**** RECORDS SHOWN
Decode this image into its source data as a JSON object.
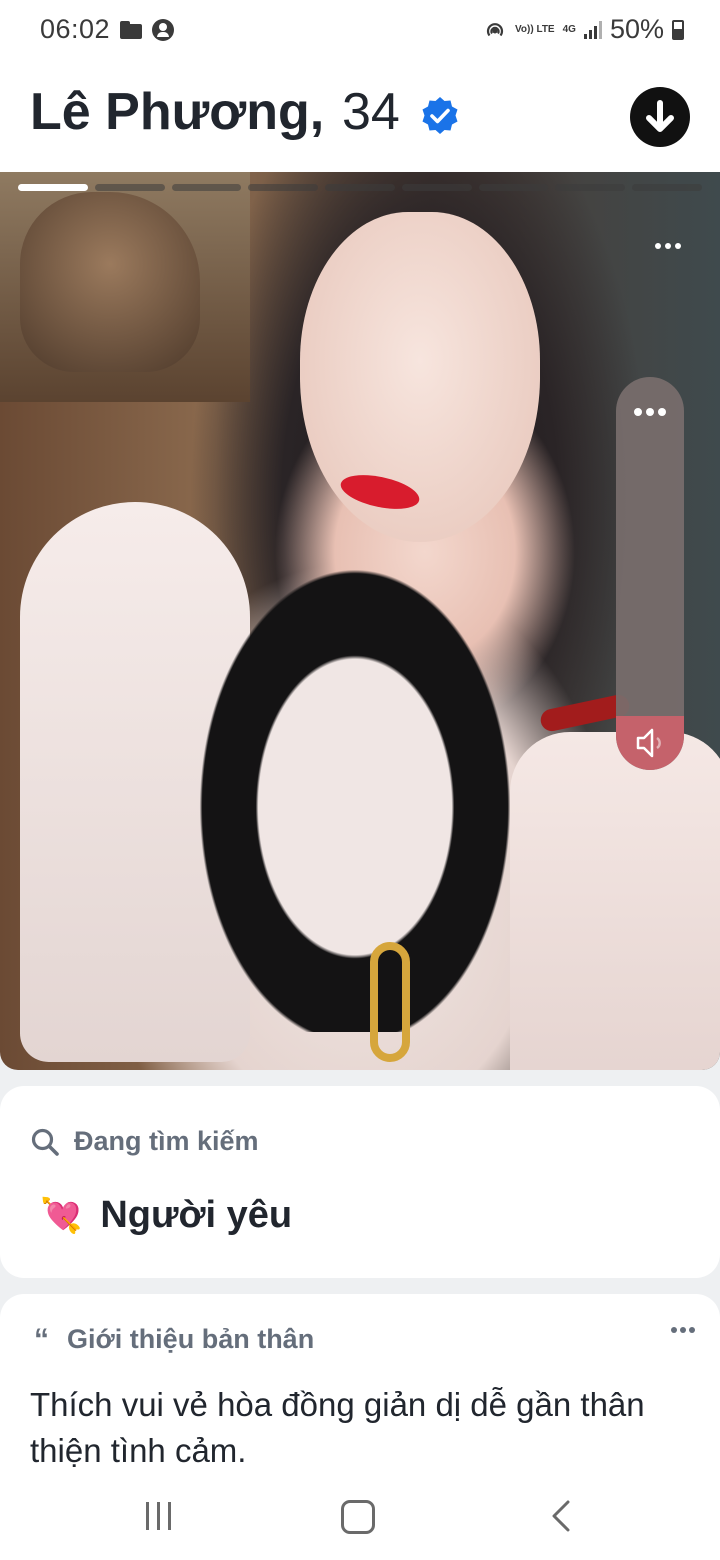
{
  "status_bar": {
    "time": "06:02",
    "battery_percent": "50%",
    "network": "4G",
    "volte": "Vo)) LTE",
    "icons": [
      "folder-icon",
      "account-icon",
      "hotspot-icon",
      "signal-icon",
      "battery-icon"
    ]
  },
  "profile": {
    "name": "Lê Phương,",
    "age": "34",
    "verified": true
  },
  "photo": {
    "total_photos": 9,
    "current_photo": 1
  },
  "looking_for": {
    "title": "Đang tìm kiếm",
    "emoji": "💘",
    "value": "Người yêu"
  },
  "about": {
    "title": "Giới thiệu bản thân",
    "text": "Thích vui vẻ hòa đồng giản dị dễ gần thân thiện tình cảm."
  },
  "colors": {
    "accent": "#1a73e8",
    "mute_button": "#c5626b",
    "text_primary": "#21262e",
    "text_secondary": "#656e7b"
  }
}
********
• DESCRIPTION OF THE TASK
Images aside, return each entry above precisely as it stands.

• OUTPUT OF THE TASK
Decode this image into its source data as a JSON object.
{
  "status_bar": {
    "time": "06:02",
    "battery_percent": "50%",
    "network": "4G",
    "volte": "Vo)) LTE",
    "icons": [
      "folder-icon",
      "account-icon",
      "hotspot-icon",
      "signal-icon",
      "battery-icon"
    ]
  },
  "profile": {
    "name": "Lê Phương,",
    "age": "34",
    "verified": true
  },
  "photo": {
    "total_photos": 9,
    "current_photo": 1
  },
  "looking_for": {
    "title": "Đang tìm kiếm",
    "emoji": "💘",
    "value": "Người yêu"
  },
  "about": {
    "title": "Giới thiệu bản thân",
    "text": "Thích vui vẻ hòa đồng giản dị dễ gần thân thiện tình cảm."
  },
  "colors": {
    "accent": "#1a73e8",
    "mute_button": "#c5626b",
    "text_primary": "#21262e",
    "text_secondary": "#656e7b"
  }
}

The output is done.